The two words tortuous and torturous have different core meanings. Tortuous means ‘full of twists and turns’, as in a tortuous route. Torturous means ‘involving or causing torture’, as in a torturous five days of fitness training. In extended senses, however, tortuous is used to mean ‘excessively lengthy and complex’ and hence may become indistinguishable from torturous: something which is tortuous is often also torturous, as in a tortuous piece of bureaucratic language; their way had been tortuous and very difficult. The overlap in sense has led to tortuous being sometimes used interchangeably with torturous, as in he would at last draw in a tortuous gasp of air

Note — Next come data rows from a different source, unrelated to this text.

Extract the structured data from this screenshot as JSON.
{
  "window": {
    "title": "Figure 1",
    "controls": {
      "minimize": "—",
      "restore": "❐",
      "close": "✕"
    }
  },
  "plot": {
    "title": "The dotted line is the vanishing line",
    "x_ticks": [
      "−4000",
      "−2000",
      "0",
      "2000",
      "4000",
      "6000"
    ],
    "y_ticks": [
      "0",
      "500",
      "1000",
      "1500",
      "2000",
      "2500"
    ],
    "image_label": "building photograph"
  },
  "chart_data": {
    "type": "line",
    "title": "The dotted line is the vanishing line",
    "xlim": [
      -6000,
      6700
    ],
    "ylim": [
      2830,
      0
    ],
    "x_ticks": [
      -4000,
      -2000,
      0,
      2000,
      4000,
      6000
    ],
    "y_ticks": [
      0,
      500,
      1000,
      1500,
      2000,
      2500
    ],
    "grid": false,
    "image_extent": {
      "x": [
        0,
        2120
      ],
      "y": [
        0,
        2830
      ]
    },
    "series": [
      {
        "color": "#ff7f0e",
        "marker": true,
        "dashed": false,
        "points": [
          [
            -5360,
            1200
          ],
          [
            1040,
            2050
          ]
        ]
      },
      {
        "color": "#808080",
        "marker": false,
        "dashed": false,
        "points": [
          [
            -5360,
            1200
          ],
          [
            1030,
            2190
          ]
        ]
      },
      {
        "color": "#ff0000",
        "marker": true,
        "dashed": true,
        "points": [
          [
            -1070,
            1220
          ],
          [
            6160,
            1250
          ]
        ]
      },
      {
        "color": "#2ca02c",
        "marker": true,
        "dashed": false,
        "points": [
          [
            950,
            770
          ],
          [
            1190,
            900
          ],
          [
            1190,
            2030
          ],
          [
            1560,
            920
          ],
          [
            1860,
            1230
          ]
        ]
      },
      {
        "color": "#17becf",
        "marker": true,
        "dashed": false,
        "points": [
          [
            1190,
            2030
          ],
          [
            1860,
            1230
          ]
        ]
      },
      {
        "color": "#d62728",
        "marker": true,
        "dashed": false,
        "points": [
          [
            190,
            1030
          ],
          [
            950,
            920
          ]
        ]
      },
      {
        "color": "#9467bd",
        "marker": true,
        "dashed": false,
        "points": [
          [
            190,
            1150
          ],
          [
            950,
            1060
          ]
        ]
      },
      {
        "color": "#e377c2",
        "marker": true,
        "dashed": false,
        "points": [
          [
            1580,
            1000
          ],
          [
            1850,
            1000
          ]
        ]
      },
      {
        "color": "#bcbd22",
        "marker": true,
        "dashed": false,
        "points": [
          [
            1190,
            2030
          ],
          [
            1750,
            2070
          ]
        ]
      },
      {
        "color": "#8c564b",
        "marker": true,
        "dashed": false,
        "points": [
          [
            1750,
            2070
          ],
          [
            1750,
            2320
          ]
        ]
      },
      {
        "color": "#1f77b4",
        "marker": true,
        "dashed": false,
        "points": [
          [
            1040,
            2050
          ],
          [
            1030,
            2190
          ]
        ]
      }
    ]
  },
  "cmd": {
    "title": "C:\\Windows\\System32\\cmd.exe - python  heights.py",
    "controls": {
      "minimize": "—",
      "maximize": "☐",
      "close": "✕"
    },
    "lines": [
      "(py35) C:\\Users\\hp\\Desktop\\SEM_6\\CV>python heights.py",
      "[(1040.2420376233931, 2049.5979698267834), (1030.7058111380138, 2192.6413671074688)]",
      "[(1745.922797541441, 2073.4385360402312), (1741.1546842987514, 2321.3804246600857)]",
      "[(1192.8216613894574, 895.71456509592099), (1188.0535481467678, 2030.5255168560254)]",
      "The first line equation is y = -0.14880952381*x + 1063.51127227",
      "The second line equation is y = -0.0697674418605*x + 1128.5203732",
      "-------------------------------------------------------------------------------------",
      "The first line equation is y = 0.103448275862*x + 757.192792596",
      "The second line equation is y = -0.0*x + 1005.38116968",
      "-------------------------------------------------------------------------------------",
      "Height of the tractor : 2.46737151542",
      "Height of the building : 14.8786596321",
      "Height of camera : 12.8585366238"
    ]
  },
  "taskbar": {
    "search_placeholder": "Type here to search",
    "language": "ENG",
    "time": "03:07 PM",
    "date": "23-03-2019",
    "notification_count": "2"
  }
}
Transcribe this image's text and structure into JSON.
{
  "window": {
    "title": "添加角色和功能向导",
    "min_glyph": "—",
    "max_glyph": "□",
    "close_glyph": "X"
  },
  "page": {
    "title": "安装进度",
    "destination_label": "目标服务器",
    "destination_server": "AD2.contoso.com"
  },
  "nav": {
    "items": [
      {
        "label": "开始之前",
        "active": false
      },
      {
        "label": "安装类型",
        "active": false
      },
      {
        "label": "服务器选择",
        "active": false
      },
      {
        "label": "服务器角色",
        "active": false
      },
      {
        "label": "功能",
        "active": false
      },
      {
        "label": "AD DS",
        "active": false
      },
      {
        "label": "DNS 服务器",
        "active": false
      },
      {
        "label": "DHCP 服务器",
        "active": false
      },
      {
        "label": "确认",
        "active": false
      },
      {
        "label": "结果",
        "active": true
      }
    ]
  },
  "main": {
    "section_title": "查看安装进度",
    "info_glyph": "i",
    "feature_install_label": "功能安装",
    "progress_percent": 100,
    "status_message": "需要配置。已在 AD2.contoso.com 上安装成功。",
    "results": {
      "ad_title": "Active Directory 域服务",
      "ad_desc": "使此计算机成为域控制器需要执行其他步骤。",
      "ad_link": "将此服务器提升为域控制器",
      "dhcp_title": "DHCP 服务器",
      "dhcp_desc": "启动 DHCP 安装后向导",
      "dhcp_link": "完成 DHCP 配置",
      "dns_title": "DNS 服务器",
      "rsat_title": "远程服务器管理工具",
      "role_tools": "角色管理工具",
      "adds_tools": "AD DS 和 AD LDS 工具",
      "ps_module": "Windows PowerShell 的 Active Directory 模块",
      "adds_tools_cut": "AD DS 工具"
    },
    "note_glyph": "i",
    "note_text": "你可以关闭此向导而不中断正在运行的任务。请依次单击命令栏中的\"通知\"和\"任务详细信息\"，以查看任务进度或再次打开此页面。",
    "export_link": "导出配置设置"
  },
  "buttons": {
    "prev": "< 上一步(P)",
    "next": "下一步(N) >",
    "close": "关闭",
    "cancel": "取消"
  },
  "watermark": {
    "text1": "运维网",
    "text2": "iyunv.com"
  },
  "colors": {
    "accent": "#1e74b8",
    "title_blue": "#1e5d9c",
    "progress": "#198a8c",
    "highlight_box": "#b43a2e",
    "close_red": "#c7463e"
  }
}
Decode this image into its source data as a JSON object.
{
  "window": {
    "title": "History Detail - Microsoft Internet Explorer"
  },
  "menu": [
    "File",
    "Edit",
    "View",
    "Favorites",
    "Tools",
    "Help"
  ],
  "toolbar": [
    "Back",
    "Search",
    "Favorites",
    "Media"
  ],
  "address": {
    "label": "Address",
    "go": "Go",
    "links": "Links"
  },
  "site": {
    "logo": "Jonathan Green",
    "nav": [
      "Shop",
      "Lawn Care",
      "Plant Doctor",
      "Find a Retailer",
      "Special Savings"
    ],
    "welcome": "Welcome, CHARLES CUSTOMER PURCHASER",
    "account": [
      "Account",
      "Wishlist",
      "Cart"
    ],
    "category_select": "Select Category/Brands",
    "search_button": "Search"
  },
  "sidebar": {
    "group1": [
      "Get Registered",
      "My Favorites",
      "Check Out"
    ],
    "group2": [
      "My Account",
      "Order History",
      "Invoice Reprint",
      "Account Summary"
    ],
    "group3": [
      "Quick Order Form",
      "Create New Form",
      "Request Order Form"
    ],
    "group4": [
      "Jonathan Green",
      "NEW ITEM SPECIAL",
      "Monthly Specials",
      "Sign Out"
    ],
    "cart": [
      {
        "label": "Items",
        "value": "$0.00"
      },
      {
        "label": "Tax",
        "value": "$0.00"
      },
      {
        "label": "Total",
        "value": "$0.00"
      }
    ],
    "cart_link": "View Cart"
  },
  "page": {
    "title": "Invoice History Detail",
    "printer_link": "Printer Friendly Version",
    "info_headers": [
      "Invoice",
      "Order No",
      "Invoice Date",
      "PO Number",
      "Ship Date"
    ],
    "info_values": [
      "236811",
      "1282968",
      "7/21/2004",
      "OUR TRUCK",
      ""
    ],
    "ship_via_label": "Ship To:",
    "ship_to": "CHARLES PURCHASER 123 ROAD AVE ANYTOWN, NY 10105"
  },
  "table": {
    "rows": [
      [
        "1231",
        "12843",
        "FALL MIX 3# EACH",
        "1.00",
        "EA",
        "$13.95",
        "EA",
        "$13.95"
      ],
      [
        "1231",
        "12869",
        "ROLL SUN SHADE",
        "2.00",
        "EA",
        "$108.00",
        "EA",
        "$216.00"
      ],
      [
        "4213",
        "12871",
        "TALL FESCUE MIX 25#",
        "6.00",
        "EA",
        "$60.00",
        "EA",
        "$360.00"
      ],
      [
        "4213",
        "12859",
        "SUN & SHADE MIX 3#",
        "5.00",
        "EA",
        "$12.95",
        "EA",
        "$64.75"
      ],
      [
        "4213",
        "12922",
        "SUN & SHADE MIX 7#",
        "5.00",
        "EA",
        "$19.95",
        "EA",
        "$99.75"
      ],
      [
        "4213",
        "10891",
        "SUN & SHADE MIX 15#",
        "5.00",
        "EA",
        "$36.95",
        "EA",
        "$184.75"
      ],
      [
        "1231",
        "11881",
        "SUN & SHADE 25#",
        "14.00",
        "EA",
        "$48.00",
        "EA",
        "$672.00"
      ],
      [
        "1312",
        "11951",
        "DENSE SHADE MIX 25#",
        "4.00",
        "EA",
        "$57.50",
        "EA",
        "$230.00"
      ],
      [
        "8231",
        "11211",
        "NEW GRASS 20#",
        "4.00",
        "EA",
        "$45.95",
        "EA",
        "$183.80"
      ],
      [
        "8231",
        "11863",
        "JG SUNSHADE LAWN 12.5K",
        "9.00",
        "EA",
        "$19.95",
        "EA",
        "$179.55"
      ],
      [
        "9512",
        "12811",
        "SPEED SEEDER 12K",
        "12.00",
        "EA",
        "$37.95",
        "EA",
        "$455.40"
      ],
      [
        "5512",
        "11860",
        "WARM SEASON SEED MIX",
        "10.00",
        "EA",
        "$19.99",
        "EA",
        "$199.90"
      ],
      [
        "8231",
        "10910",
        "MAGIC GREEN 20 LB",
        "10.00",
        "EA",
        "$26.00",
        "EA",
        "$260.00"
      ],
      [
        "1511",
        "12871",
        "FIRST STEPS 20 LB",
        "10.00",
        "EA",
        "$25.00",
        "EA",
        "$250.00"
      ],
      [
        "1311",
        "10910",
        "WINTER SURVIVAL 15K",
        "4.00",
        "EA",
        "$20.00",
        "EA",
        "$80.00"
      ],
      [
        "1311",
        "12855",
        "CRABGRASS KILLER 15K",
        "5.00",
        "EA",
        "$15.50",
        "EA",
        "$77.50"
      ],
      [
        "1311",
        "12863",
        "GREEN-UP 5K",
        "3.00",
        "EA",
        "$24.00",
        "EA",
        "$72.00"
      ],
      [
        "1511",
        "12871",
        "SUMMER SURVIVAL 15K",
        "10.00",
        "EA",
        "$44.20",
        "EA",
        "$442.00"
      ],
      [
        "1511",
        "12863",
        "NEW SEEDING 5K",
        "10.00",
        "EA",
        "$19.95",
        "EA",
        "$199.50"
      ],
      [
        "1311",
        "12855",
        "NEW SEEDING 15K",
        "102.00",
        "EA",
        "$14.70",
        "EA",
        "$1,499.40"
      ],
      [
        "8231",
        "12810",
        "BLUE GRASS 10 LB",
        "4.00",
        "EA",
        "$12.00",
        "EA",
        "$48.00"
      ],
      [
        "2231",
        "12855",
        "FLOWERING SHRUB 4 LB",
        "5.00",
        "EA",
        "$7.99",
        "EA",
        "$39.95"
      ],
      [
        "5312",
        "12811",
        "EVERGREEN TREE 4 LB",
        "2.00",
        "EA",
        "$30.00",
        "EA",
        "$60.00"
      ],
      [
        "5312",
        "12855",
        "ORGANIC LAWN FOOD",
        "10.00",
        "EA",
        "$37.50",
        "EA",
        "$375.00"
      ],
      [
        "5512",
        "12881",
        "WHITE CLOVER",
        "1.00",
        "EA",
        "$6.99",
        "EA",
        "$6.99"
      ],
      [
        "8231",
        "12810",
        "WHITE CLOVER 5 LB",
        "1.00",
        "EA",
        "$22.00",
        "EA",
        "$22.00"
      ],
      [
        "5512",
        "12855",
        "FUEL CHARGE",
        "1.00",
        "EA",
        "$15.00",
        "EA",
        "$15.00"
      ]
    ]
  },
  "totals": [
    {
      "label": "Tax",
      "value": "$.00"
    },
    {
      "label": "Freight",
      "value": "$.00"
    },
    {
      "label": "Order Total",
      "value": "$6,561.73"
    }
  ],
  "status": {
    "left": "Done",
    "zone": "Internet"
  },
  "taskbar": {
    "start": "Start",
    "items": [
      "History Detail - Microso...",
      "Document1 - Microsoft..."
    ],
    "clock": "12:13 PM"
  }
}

Origin

Late Middle English: via Old French from Latin tortuosus, from tortus ‘twisting, a twist’, from Latin torquere ‘to twist’.

Pronunciation

tortuous

/ˈtɔːtʃʊəs//ˈtɔːtjʊəs/